It is a truth universally acknowledged, that employers must implement policies if they want clear and unambiguous conditions in the workplace. Indeed, the work of employees is usually defined in the necessary detail in the various policies issued by the employer. The larger the organization, the more so. Of the other labour documents, employment contracts usually contain only a few basic conditions (base salary, working hours, place of work, etc.) or provisions that “parrot” the law, while job descriptions (if they are drawn up at all) typically list only the main duties and expectations of the employee. Furthermore, collective bargaining agreements are as rare as a white raven in most workplaces in Hungary.

Policies are unilateral statements by the employer, typically detailing the terms and conditions of employment or providing some kind of benefit (cafeteria, bonus, etc.) to employees.

It is commonly believed that the employer can subsequently amend or revoke the policy at will. This is reinforced by the fact that many employers also expressly reserve the right to amend and/or withdraw the policy. This seems understandable and logical, since the employer has unilaterally set the terms of the policy in advance and is therefore obviously entitled to amend or withdraw it. As it so often is, the reality is more complicated.

In fact, an employer may revoke or amend a policy that provides a benefit to employees to the detriment of employees

if it would be impossible or disproportionately detrimental to the employer to keep the policy unchanged (even if the employer has reserved the right to amend and/or revoke it). It is easy to understand, however, that it would be rather difficult to prove impossibility or disproportionate detriment (and the case law does not yet provide any guidance in this respect). Modification or withdrawal with the consent of the employee might also be an option, but employees aware of their own interests would hardly agree to this. Such a policy is a unilateral commitment which both entitles the employee and obliges the employer (just like an employment contract). It therefore seems that

employers often unintentionally shoot themselves in the foot by including in their policies the benefits they voluntarily grant.

The cherry on top is that the employer’s actual practice (“customary conduct”) may also be considered as a policy from which an employee can also take benefit.

“What is to be done?”,

one might ask, to quote another classic.

  • When issuing new policies, it is obviously worth considering everything beforehand and including any limitations and exclusions of benefits in the policies themselves.
  • It is also advisable to publish the policy for a limited period (preferably one year), as the policy will automatically cease upon expiry (i.e., without revocation), after which the employer can decide without restriction whether, and with what content, to draw up a new policy.

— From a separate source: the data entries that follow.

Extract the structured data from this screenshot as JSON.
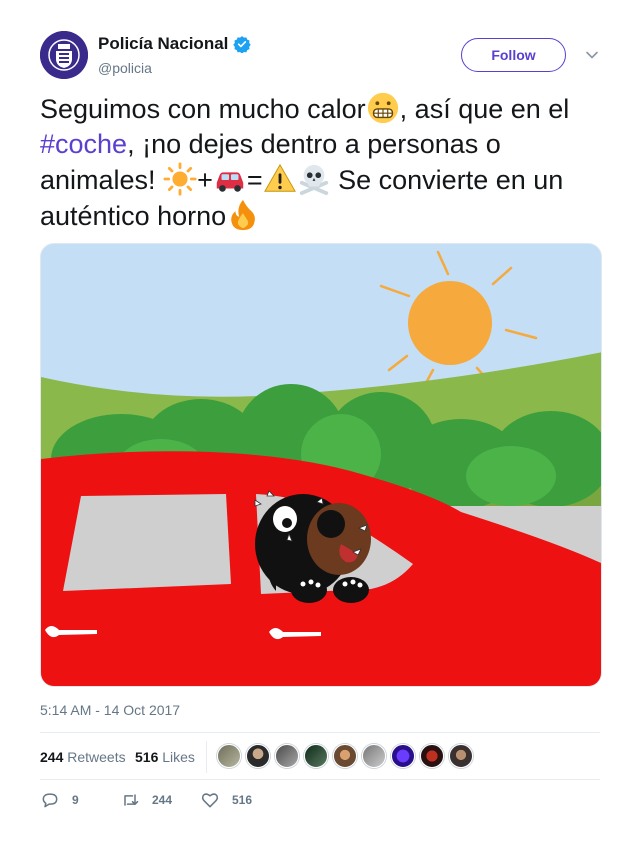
{
  "user": {
    "display_name": "Policía Nacional",
    "handle": "@policia",
    "verified": true,
    "avatar_icon": "police-badge-icon"
  },
  "follow_label": "Follow",
  "tweet": {
    "text_1": "Seguimos con mucho calor",
    "emoji_1": "grimacing-face-emoji",
    "text_2": ", así que en el ",
    "hashtag": "#coche",
    "text_3": ", ¡no dejes dentro a personas o animales! ",
    "emoji_sun": "sun-emoji",
    "plus": "+",
    "emoji_car": "car-emoji",
    "equals": "=",
    "emoji_warning": "warning-emoji",
    "emoji_skull": "skull-crossbones-emoji",
    "text_4": " Se convierte en un auténtico horno",
    "emoji_fire": "fire-emoji"
  },
  "media_description_icon": "dog-in-hot-car-illustration",
  "timestamp": "5:14 AM - 14 Oct 2017",
  "stats": {
    "retweets_count": "244",
    "retweets_label": "Retweets",
    "likes_count": "516",
    "likes_label": "Likes"
  },
  "likers_count": 9,
  "actions": {
    "reply_count": "9",
    "retweet_count": "244",
    "like_count": "516"
  },
  "colors": {
    "accent": "#5b3fcf",
    "verified": "#1da1f2",
    "muted": "#657786"
  }
}
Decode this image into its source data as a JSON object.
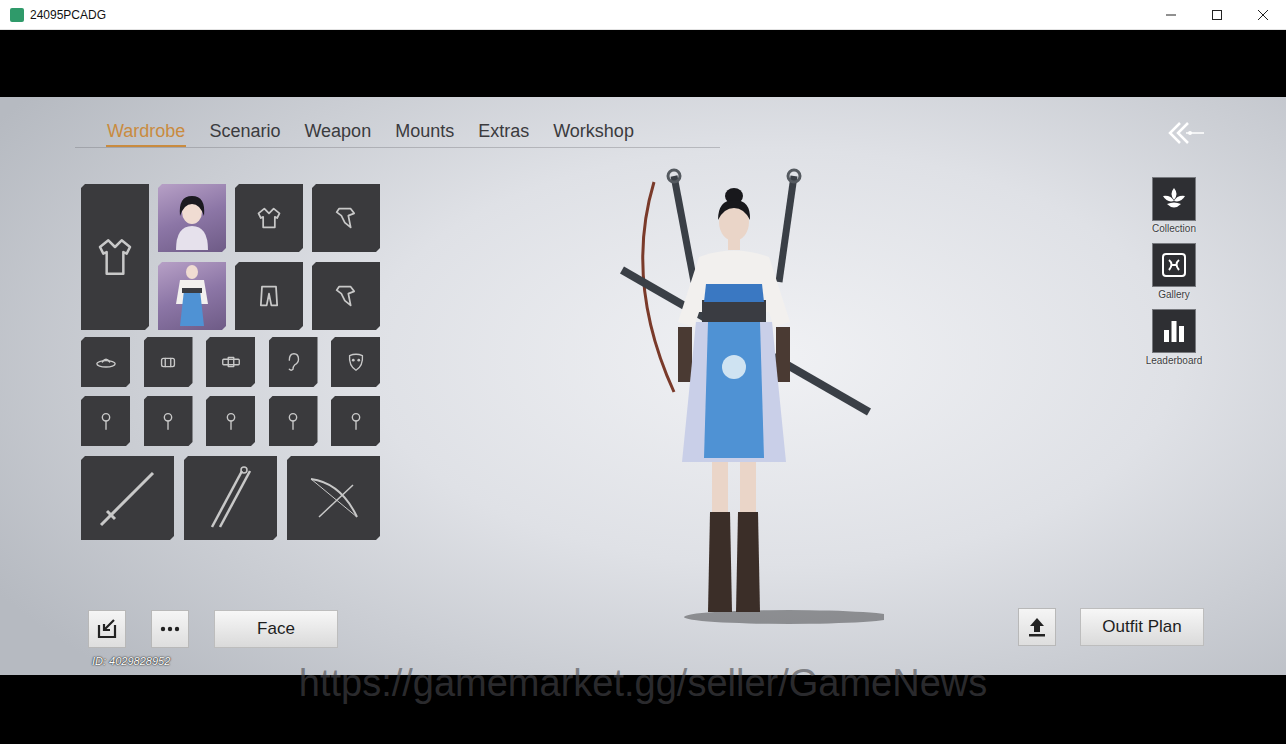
{
  "window": {
    "title": "24095PCADG"
  },
  "tabs": [
    {
      "label": "Wardrobe",
      "selected": true
    },
    {
      "label": "Scenario",
      "selected": false
    },
    {
      "label": "Weapon",
      "selected": false
    },
    {
      "label": "Mounts",
      "selected": false
    },
    {
      "label": "Extras",
      "selected": false
    },
    {
      "label": "Workshop",
      "selected": false
    }
  ],
  "wardrobe": {
    "slots": [
      {
        "kind": "robe"
      },
      {
        "kind": "portrait"
      },
      {
        "kind": "top"
      },
      {
        "kind": "accessory"
      },
      {
        "kind": "outfit"
      },
      {
        "kind": "pants"
      },
      {
        "kind": "accessory"
      },
      {
        "kind": "hat"
      },
      {
        "kind": "bracer"
      },
      {
        "kind": "belt"
      },
      {
        "kind": "ear"
      },
      {
        "kind": "mask"
      },
      {
        "kind": "pin"
      },
      {
        "kind": "pin"
      },
      {
        "kind": "pin"
      },
      {
        "kind": "pin"
      },
      {
        "kind": "pin"
      },
      {
        "kind": "sword"
      },
      {
        "kind": "twin-swords"
      },
      {
        "kind": "bow"
      }
    ]
  },
  "side_buttons": [
    {
      "label": "Collection",
      "kind": "collection"
    },
    {
      "label": "Gallery",
      "kind": "gallery"
    },
    {
      "label": "Leaderboard",
      "kind": "leaderboard"
    }
  ],
  "bottom_left": {
    "face_button": "Face",
    "id": "ID: 4029828952"
  },
  "bottom_right": {
    "outfit_plan_button": "Outfit Plan"
  },
  "watermark": "https://gamemarket.gg/seller/GameNews"
}
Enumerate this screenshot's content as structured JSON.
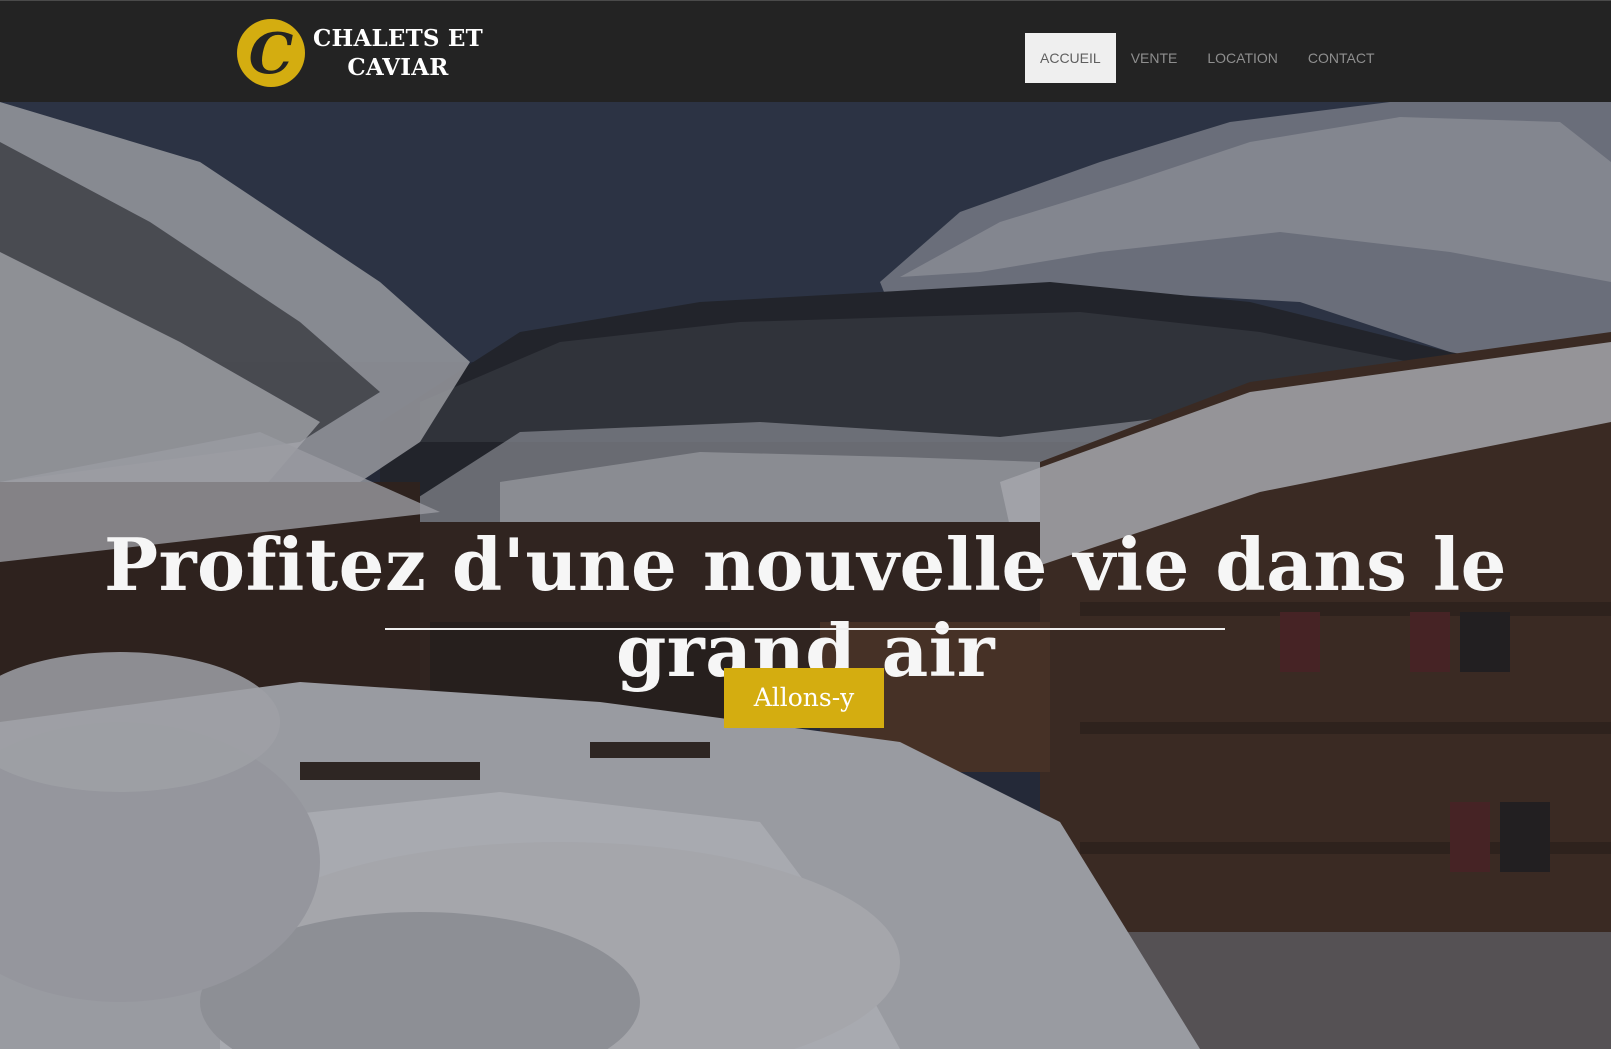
{
  "brand": {
    "logo_letter": "C",
    "name_line1": "CHALETS ET",
    "name_line2": "CAVIAR",
    "accent_color": "#d4ad10"
  },
  "nav": {
    "items": [
      {
        "label": "ACCUEIL",
        "active": true
      },
      {
        "label": "VENTE",
        "active": false
      },
      {
        "label": "LOCATION",
        "active": false
      },
      {
        "label": "CONTACT",
        "active": false
      }
    ]
  },
  "hero": {
    "title": "Profitez d'une nouvelle vie dans le grand air",
    "button_label": "Allons-y",
    "background": "snowy mountain village with wooden chalets"
  }
}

However, the question arises as to what can be done with existing and indefinite policies if they contain employee benefits. Strictly speaking, nothing, as long as this does not create an impossible or disproportionate detriment for the employer. In reality, of course, employers often amend or withdraw such policies as, and when, they feel like it, and it is more than likely that only very few disputes arise from this. However, bear in mind that employees can claim benefits withdrawn due to an unlawfully amended or revoked policy at any time within the three-year limitation period under employment law.